Peter of Castile, in Spanish Pedro de Castilla (Valladolid, 1290 – Pinos Puente, 25 June 1319), was an infante of Castile, a younger son of King Sancho IV and his wife María de Molina. He held the lordships (señoríos) of Cameros, Almazán, Berlanga, Monteagudo and Cifuentes and was the mayordomo of his brother, King Ferdinand IV of Castile. During the minority of his nephew Alfonso XI, he shared the regency of Castile with his mother and uncle, John el de Tarifa, between 1313 and his death.

Peter married María, a daughter of King James II of Aragon. Their only child, Blanche, was born after Peter's death. Although she was betrothed to King Peter I of Portugal, the marriage never took place.

In 1313, an agreement (es) reached at Palazuelos (es) divided the regency of the young Alfonso XI between Peter, John and María, with the men being described as tutores. This was confirmed by a cortes at Burgos in 1315. Throughout the disputes over the regency in the years 1312–15 that often devolved into open conflict, Peter supported his mother and was often at odds with his uncle.[1]

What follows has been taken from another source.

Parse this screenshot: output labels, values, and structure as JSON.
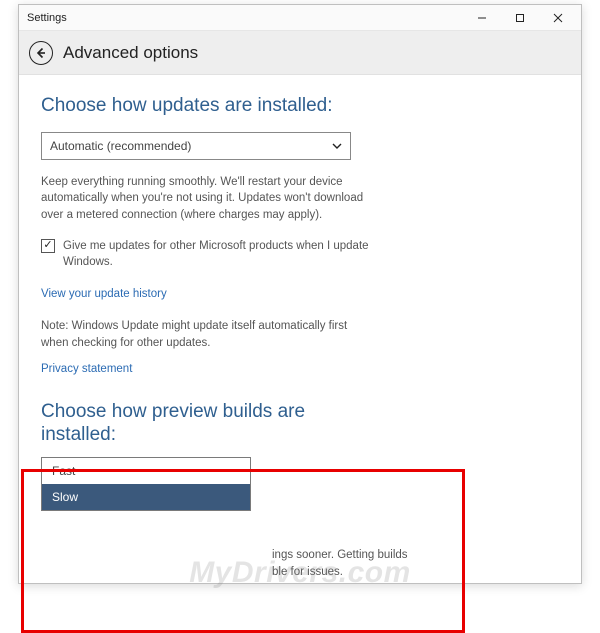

In 1316, Peter led a military expedition to the frontier of the Kingdom of Granada. According to Christian sources, he won a great victory in the field, but unsuccessfully besieged two castles. Muslims sources mention no victory. In 1317, he again invaded Granada, relieving the siege of Gibraltar and capturing the castle of Bélmez de la Moraleda. In 1319, having received papal approval for a crusade against Granada, Peter and John jointly led an expedition to besiege the fortress of Tíscar. They separated their armies and were ambushed by a Muslim relief force. Both Peter and John were killed in the ensuing rout, known as the Disaster of the Vega de Granada.[2]

Notes[edit]

  1. ^ Pepin 2016, pp. 117–23.
  2. ^ Agrait 1998, pp. 151–52.

References[edit]

  • Agrait, Nicolás (1998). "The Reconquest During the Reign of Alfonso XI". In Donald J. Kagay; Therese M. Vann. On the Social Origins of Medieval Institutions: Essays in Honor of Joseph F. O'Callaghan. Leiden: Brill.
  • Pepin, Paulette Lynn (2016). María de Molina, Queen and Regent: Life and Rule in Castile-León, 1259–1321. Lexington Books.